[Directions for this task]
Across the listing below, count the lines containing "screenshot". Give nothing but the number.
-- Data for review follows --
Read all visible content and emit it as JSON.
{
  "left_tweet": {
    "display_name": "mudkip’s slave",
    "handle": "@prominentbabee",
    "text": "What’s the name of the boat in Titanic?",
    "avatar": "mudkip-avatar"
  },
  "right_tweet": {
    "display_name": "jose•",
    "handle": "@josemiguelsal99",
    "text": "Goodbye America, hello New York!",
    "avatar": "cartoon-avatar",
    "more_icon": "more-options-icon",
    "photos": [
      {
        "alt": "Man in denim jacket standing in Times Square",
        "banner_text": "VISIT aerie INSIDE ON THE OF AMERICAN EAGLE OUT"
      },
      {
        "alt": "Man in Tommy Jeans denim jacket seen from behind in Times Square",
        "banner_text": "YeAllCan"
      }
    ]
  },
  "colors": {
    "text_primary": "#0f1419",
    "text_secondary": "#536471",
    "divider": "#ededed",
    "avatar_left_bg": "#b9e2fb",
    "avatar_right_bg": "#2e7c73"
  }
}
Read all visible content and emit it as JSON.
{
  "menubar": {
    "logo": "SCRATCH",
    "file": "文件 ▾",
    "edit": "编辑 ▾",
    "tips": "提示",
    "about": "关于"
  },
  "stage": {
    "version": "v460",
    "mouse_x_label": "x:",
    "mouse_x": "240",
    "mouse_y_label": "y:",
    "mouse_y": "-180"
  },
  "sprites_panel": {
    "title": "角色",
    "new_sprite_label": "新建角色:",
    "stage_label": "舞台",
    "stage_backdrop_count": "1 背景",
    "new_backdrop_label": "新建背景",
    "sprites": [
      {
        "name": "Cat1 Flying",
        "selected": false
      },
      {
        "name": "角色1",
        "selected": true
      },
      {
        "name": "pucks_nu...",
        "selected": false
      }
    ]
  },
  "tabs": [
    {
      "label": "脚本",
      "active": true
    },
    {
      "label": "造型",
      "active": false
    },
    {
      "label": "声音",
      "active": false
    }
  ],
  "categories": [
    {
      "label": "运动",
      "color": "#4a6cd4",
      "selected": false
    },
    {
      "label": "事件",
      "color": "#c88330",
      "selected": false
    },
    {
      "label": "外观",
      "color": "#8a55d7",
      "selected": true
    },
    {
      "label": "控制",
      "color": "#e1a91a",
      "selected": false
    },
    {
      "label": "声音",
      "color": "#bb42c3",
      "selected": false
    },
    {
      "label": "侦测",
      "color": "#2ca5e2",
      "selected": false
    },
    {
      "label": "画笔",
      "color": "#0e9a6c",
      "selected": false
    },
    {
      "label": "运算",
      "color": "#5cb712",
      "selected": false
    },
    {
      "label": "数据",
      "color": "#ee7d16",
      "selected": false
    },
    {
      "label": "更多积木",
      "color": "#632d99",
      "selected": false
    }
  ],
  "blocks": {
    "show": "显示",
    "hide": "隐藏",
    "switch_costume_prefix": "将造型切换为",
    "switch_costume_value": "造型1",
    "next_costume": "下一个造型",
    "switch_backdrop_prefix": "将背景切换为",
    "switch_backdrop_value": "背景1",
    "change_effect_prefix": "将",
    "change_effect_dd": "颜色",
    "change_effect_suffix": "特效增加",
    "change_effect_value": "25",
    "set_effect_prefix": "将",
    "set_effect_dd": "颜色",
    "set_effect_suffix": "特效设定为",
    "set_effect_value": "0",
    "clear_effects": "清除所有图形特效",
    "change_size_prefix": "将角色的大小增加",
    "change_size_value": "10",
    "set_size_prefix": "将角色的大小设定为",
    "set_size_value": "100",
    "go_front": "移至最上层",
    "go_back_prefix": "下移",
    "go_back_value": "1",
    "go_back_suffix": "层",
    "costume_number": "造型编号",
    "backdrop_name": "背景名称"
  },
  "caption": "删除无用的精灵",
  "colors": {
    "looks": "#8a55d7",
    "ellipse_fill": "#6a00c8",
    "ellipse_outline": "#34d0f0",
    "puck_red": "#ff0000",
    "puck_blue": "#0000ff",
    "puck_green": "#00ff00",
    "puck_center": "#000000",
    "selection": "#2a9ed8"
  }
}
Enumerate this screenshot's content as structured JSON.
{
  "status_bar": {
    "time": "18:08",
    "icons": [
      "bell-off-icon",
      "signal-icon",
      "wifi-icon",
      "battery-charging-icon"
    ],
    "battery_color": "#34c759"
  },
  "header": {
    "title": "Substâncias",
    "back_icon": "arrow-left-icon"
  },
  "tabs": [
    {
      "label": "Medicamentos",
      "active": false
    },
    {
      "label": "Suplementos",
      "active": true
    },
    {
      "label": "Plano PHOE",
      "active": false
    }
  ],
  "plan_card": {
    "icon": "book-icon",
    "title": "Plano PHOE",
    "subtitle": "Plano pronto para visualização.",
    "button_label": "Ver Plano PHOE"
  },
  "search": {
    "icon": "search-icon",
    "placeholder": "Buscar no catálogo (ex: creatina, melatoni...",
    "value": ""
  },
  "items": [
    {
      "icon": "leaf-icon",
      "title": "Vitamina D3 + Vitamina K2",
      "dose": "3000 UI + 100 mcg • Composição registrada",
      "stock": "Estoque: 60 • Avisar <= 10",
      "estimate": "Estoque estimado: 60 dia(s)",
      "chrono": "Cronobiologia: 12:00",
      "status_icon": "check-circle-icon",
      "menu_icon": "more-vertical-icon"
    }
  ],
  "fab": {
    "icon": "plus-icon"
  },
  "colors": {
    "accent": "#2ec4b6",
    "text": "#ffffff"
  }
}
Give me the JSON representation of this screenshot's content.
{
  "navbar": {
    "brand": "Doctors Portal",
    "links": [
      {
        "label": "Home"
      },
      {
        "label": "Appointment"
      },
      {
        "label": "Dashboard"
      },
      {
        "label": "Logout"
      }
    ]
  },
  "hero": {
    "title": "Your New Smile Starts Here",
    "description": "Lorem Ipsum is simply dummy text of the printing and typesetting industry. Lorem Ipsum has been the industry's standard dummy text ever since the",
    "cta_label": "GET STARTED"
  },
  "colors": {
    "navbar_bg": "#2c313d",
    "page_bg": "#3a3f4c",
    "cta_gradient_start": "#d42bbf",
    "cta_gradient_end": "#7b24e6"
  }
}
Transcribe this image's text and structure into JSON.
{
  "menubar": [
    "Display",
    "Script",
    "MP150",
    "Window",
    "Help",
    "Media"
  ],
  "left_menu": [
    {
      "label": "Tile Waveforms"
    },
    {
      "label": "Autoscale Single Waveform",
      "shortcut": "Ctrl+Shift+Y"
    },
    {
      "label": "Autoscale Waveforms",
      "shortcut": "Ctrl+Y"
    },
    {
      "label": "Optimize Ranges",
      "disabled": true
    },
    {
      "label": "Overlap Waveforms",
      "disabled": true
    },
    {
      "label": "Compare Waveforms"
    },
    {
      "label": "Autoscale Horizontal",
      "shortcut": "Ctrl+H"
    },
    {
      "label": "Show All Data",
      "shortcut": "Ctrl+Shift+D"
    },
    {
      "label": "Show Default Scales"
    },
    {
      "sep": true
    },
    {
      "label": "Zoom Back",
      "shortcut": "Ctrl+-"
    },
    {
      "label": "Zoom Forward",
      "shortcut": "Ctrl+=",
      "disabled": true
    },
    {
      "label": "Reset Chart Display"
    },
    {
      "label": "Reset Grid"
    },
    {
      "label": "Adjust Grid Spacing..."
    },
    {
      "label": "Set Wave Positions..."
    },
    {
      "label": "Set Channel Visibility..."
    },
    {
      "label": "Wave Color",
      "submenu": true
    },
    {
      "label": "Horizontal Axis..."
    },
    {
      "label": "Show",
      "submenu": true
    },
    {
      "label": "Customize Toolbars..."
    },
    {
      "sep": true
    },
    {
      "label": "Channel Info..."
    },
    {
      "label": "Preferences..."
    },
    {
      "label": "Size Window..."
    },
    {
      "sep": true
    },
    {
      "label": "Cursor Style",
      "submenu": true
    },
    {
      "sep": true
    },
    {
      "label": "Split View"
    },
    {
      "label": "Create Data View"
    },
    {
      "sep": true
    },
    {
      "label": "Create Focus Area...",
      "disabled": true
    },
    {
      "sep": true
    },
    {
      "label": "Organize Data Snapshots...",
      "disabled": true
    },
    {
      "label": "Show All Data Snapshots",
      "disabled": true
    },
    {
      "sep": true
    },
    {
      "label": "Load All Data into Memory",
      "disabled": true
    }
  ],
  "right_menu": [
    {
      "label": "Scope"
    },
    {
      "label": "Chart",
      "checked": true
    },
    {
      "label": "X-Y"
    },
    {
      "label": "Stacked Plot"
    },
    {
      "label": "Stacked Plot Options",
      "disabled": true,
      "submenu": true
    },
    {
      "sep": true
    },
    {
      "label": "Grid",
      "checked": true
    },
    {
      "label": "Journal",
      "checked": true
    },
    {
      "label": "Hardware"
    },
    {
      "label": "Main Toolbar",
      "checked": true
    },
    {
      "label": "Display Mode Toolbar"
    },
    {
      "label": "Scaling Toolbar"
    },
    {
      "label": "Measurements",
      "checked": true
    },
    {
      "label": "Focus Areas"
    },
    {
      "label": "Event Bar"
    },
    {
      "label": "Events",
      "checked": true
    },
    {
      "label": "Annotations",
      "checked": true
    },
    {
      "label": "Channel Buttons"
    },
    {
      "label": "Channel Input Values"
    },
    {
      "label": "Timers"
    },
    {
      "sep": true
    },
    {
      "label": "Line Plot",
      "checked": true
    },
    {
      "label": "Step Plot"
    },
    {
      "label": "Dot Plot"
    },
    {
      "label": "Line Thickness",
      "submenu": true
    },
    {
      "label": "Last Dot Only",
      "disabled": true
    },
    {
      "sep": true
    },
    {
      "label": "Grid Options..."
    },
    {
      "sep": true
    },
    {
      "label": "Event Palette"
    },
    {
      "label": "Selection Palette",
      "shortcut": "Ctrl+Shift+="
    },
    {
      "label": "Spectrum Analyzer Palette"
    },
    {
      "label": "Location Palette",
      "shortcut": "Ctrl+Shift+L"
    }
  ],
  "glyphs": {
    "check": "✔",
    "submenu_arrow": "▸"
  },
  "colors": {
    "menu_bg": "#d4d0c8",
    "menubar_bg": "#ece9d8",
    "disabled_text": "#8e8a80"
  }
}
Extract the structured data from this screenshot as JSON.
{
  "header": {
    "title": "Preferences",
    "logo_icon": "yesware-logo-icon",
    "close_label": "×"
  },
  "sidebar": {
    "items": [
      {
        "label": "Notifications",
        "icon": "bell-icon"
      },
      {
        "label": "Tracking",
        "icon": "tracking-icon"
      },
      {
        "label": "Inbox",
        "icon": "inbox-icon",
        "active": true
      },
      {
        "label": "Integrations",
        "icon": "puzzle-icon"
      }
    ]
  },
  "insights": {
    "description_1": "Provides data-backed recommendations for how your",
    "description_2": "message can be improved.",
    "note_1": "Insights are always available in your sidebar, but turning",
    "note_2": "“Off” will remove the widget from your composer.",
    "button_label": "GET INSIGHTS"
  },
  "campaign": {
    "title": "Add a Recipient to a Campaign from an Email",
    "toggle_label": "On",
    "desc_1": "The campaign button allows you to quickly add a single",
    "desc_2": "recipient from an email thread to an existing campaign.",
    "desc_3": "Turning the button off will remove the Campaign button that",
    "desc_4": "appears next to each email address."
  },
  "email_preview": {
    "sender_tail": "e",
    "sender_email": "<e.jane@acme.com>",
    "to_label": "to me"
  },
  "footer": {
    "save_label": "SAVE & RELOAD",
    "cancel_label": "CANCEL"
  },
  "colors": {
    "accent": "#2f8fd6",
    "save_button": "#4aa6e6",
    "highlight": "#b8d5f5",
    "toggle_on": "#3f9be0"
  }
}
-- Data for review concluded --
[Response area]
3